A new lockscreen notification loaded with command shortcuts for the Google Assistant has started appearing for some in what we assume is a test. The notification is silent, only appears when the phone is locked, is dismissable, and can bug out a bit in certain dark mode implementations, like Samsung's One UI.
The new notification appears to show at most two commands (with a bugged-out layout sometimes), and though the first command is always a generic "Ask Assistant" shortcut, the selection for the second command can vary. We have observed and seen reports for "Set Timer," Play Music," "Set Alarm," What can you do," and "Play News," though there could be others.
Examples of the commands that can appear — there are more.
The notification is set to appear silently, but that can affect how it appears across different Android skins, depending on how they display notification content on the lockscreen. On Samsung's One UI, for example, we're told the commands only appear in the fully-expanded notification shade by default. Once the phone is unlocked, the notification disappears.
The same notification on OneUI's expanded notification shade. It bugs out a bit in Dark Mode (below).
The notification doesn't seem to work with different Dark Mode/Theme integrations quite correctly, and as you can see in a screenshot further above, sometimes its layout is broken as well. Odds are this is a test of some kind (likely server-side, as per yooj), and Google is probably still working out the kinks.
In recent months, Google seems to be stepping up how hard it promotes the Assistant on Android-using customers. Earlier this spring, it started testing (and subsequently rolled out) out a similar feature for triggering Assistant commands via a notification that you usually ask for at a specific time of day. We also recently got a clone of Siri Shortcuts, new Snapshot features, and a redesigned settings page.
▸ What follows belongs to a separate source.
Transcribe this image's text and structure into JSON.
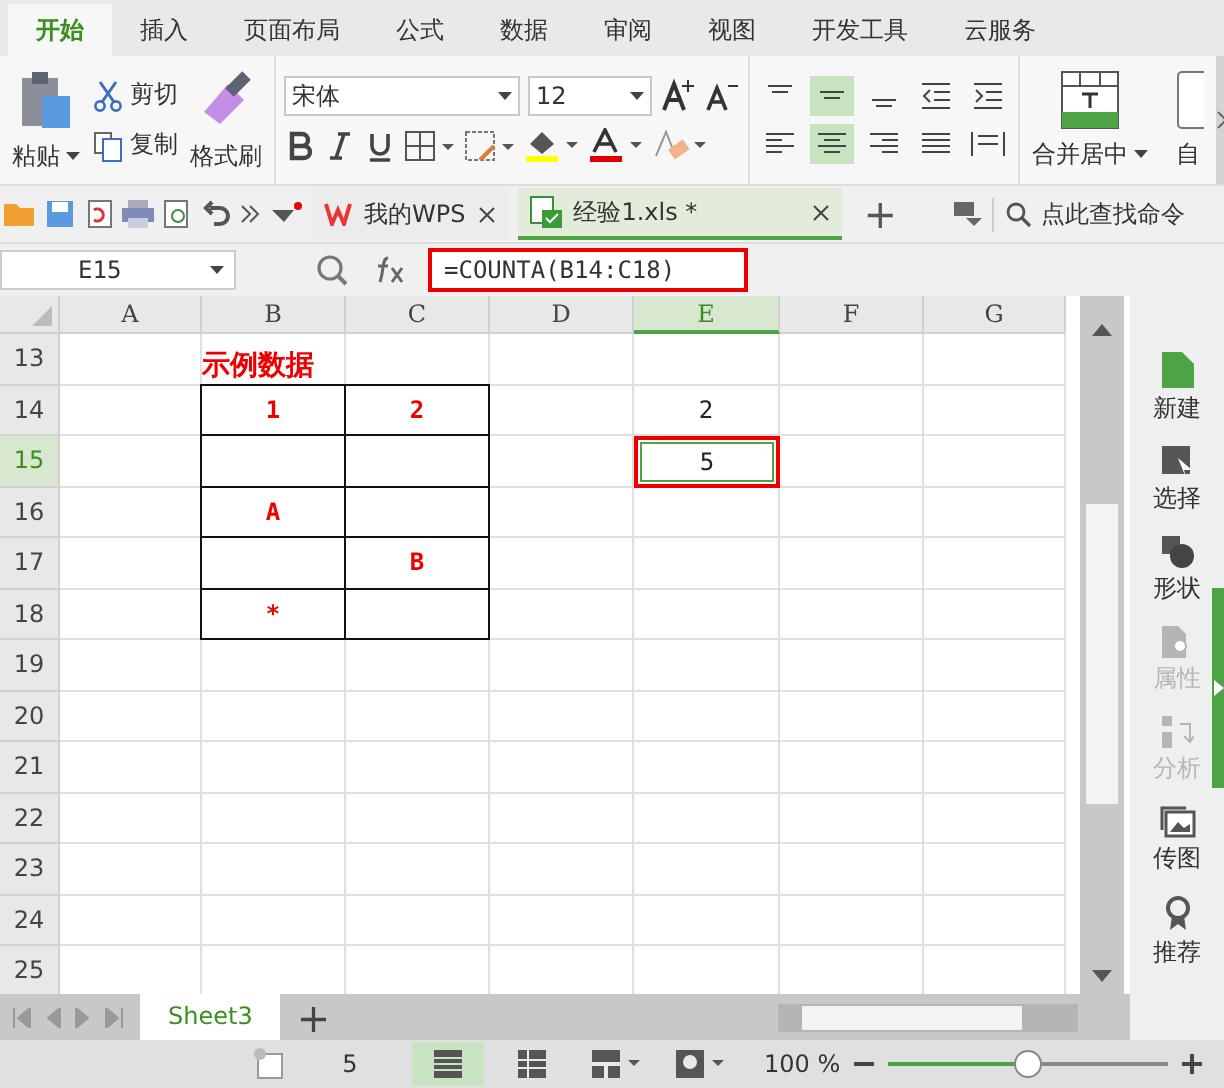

The Google Assistant recently hit two major milestones, as well, now working with over 50,000 smart home devices and reaching 100 million installs on the Play Store.
The Assistant is clearly picking up steam and an even greater share of Google's attention, but it's hard not to look at changes like this and see the direction as a little inconsistent — perhaps too many product managers with slightly different visions.